Genome evolution of a nonparasitic secondary heterotroph, the diatom Nitzschia putrida

Kamikawa, Ryoma, Mochizuki, Takako, Sakamoto, Mika, Tanizawa, Yasuhiro, Nakayama, Takuro, Onuma, Ryo, Cenci, Ugo, Moog, Daniel, Speak, Samuel ORCID: https://orcid.org/0000-0002-4207-7562, Sarkozi, Krisztina, Toseland, Andrew, van Oosterhout, Cock ORCID: https://orcid.org/0000-0002-5653-738X, Oyama, Kaori, Kato, Misako, Kume, Keitaro, Kayama, Motoki, Azuma, Tomonori, Ishii, Ken-ichiro, Miyashita, Hideaki, Henrissat, Bernard, Lombard, Vincent, Win, Joe, Kamoun, Sophien ORCID: https://orcid.org/0000-0002-0290-0315, Kashiyama, Yuichiro, Mayama, Shigeki, Miyagishima, Shin-ya, Tanifuji, Goro, Mock, Thomas ORCID: https://orcid.org/0000-0001-9604-0362 and Nakamura, Yasukazu (2022) Genome evolution of a nonparasitic secondary heterotroph, the diatom Nitzschia putrida. Science Advances, 8 (17). ISSN 2375-2548

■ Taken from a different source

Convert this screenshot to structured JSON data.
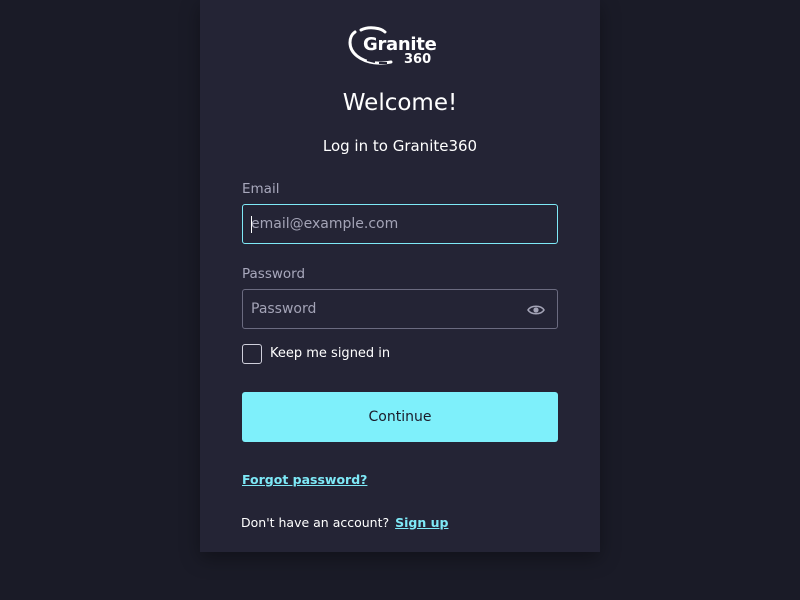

[thumbnail of sciadv.abi5075]
Preview
PDF (sciadv.abi5075) - Published Version
Available under License Creative Commons Attribution.

Download (1MB) | Preview

Abstract

Secondary loss of photosynthesis is observed across almost all plastid-bearing branches of the eukaryotic tree of life. However, genome-based insights into the transition from a phototroph into a secondary heterotroph have so far only been revealed for parasitic species. Free-living organisms can yield unique insights into the evolutionary consequence of the loss of photosynthesis, as the parasitic lifestyle requires specific adaptations to host environments. Here, we report on the diploid genome of the free-living diatom Nitzschia putrida (35 Mbp), a nonphotosynthetic osmotroph whose photosynthetic relatives contribute ca. 40% of net oceanic primary production. Comparative analyses with photosynthetic diatoms and heterotrophic algae with parasitic lifestyle revealed that a combination of gene loss, the accumulation of genes involved in organic carbon degradation, a unique secretome, and the rapid divergence of conserved gene families involved in cell wall and extracellular metabolism appear to have facilitated the lifestyle of a free-living secondary heterotroph.

Item Type: Article
Additional Information: Funding Information: This work was supported by JSPS Grants-in-Aid for Scientific Research (B) (19H03274 to R.K., 20H03305 to T.N., and 17H03723 to G.T.); JSPS Grants-in-Aid for Early-Career Scientists (20K15783 to Y.T.); JSPS Grant-in-Aid for Challenging Research (Exploratory) (21K19303 to G.T.); JSPS Grants-in-Aid for Scientific Research (A) (18H03743 to Y.K.); JSPS Grants-in-Aid for Scientific Research on Innovative Areas, Platform for Advanced Genome Science (16H06279 to R.K., T.Moch, M.S., Y.T., and Y.N.); NERC (NE/R000883/1 to T. Mock, C.v.O., A.T., K.S., and S.S.); School of Environmental Sciences at the University of East Anglia, UK (to T. Mock, C.v.O., A.T., K.S., and S.S.); The Gatsby Charitable Foundation and Biotechnology and Biological Sciences Research Council (BBSRC) (to S.K. and J.W.); and NIG-JOINT (7A2017, 6A2018, and 30A2019 to R.K.).
Faculty \ School: Faculty of Science > School of Environmental Sciences

Faculty of Science > School of Biological Sciences
Related URLs:
Depositing User: LivePure Connector
Date Deposited: 07 Nov 2022 11:30
Last Modified: 14 Nov 2022 09:30
URI: https://ueaeprints.uea.ac.uk/id/eprint/89679
DOI: 10.1126/sciadv.abi5075

Actions (login required)

View Item View Item